*** Opening of Data for review ***

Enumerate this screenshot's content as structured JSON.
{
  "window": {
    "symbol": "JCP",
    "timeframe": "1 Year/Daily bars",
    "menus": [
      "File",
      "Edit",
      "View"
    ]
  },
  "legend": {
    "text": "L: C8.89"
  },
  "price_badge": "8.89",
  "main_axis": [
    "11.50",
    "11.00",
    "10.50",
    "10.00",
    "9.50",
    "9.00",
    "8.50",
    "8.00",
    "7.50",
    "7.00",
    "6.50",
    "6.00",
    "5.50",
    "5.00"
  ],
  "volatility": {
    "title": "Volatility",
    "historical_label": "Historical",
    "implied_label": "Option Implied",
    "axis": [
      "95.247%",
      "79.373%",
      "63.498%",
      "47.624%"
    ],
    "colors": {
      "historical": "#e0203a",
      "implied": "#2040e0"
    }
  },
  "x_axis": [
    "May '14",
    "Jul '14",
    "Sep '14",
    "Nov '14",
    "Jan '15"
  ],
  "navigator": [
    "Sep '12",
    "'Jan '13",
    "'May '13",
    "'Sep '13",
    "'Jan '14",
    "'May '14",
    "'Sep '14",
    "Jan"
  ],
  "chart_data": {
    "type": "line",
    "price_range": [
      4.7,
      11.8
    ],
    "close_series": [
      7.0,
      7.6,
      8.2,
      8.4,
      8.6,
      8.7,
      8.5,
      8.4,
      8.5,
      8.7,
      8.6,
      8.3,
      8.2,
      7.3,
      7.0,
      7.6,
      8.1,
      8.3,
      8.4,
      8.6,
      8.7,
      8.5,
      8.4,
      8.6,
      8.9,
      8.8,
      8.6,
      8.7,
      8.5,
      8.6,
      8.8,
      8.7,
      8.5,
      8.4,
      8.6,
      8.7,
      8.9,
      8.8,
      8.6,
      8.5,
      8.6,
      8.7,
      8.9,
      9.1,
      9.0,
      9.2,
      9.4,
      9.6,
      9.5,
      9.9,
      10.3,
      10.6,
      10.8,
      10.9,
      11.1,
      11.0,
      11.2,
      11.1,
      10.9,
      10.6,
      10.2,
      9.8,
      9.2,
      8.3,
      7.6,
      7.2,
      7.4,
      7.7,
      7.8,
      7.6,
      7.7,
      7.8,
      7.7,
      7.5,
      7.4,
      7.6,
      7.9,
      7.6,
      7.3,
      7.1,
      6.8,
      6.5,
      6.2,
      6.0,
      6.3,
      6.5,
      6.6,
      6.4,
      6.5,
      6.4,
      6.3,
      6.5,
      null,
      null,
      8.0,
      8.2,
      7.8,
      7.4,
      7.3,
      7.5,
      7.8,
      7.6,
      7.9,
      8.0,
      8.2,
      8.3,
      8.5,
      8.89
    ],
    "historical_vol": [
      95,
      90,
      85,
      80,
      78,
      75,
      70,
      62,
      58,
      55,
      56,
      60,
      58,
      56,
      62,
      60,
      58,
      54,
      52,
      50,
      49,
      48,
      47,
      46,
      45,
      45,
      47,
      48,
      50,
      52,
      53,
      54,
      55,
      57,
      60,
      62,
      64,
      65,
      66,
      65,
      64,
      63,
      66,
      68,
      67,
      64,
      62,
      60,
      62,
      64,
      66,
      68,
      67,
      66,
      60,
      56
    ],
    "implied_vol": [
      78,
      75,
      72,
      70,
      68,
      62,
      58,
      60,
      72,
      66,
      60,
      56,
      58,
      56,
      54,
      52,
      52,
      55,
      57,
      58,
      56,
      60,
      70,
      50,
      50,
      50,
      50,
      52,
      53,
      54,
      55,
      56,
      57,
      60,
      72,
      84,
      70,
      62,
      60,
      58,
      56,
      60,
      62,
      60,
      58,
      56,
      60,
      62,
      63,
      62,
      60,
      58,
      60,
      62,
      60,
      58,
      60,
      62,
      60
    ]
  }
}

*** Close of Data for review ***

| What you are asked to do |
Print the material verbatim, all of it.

| Written answer |
Enumerate this screenshot's content as structured JSON.
{
  "window": {
    "symbol": "JCP",
    "timeframe": "1 Year/Daily bars",
    "menus": [
      "File",
      "Edit",
      "View"
    ]
  },
  "legend": {
    "text": "L: C8.89"
  },
  "price_badge": "8.89",
  "main_axis": [
    "11.50",
    "11.00",
    "10.50",
    "10.00",
    "9.50",
    "9.00",
    "8.50",
    "8.00",
    "7.50",
    "7.00",
    "6.50",
    "6.00",
    "5.50",
    "5.00"
  ],
  "volatility": {
    "title": "Volatility",
    "historical_label": "Historical",
    "implied_label": "Option Implied",
    "axis": [
      "95.247%",
      "79.373%",
      "63.498%",
      "47.624%"
    ],
    "colors": {
      "historical": "#e0203a",
      "implied": "#2040e0"
    }
  },
  "x_axis": [
    "May '14",
    "Jul '14",
    "Sep '14",
    "Nov '14",
    "Jan '15"
  ],
  "navigator": [
    "Sep '12",
    "'Jan '13",
    "'May '13",
    "'Sep '13",
    "'Jan '14",
    "'May '14",
    "'Sep '14",
    "Jan"
  ],
  "chart_data": {
    "type": "line",
    "price_range": [
      4.7,
      11.8
    ],
    "close_series": [
      7.0,
      7.6,
      8.2,
      8.4,
      8.6,
      8.7,
      8.5,
      8.4,
      8.5,
      8.7,
      8.6,
      8.3,
      8.2,
      7.3,
      7.0,
      7.6,
      8.1,
      8.3,
      8.4,
      8.6,
      8.7,
      8.5,
      8.4,
      8.6,
      8.9,
      8.8,
      8.6,
      8.7,
      8.5,
      8.6,
      8.8,
      8.7,
      8.5,
      8.4,
      8.6,
      8.7,
      8.9,
      8.8,
      8.6,
      8.5,
      8.6,
      8.7,
      8.9,
      9.1,
      9.0,
      9.2,
      9.4,
      9.6,
      9.5,
      9.9,
      10.3,
      10.6,
      10.8,
      10.9,
      11.1,
      11.0,
      11.2,
      11.1,
      10.9,
      10.6,
      10.2,
      9.8,
      9.2,
      8.3,
      7.6,
      7.2,
      7.4,
      7.7,
      7.8,
      7.6,
      7.7,
      7.8,
      7.7,
      7.5,
      7.4,
      7.6,
      7.9,
      7.6,
      7.3,
      7.1,
      6.8,
      6.5,
      6.2,
      6.0,
      6.3,
      6.5,
      6.6,
      6.4,
      6.5,
      6.4,
      6.3,
      6.5,
      null,
      null,
      8.0,
      8.2,
      7.8,
      7.4,
      7.3,
      7.5,
      7.8,
      7.6,
      7.9,
      8.0,
      8.2,
      8.3,
      8.5,
      8.89
    ],
    "historical_vol": [
      95,
      90,
      85,
      80,
      78,
      75,
      70,
      62,
      58,
      55,
      56,
      60,
      58,
      56,
      62,
      60,
      58,
      54,
      52,
      50,
      49,
      48,
      47,
      46,
      45,
      45,
      47,
      48,
      50,
      52,
      53,
      54,
      55,
      57,
      60,
      62,
      64,
      65,
      66,
      65,
      64,
      63,
      66,
      68,
      67,
      64,
      62,
      60,
      62,
      64,
      66,
      68,
      67,
      66,
      60,
      56
    ],
    "implied_vol": [
      78,
      75,
      72,
      70,
      68,
      62,
      58,
      60,
      72,
      66,
      60,
      56,
      58,
      56,
      54,
      52,
      52,
      55,
      57,
      58,
      56,
      60,
      70,
      50,
      50,
      50,
      50,
      52,
      53,
      54,
      55,
      56,
      57,
      60,
      72,
      84,
      70,
      62,
      60,
      58,
      56,
      60,
      62,
      60,
      58,
      56,
      60,
      62,
      63,
      62,
      60,
      58,
      60,
      62,
      60,
      58,
      60,
      62,
      60
    ]
  }
}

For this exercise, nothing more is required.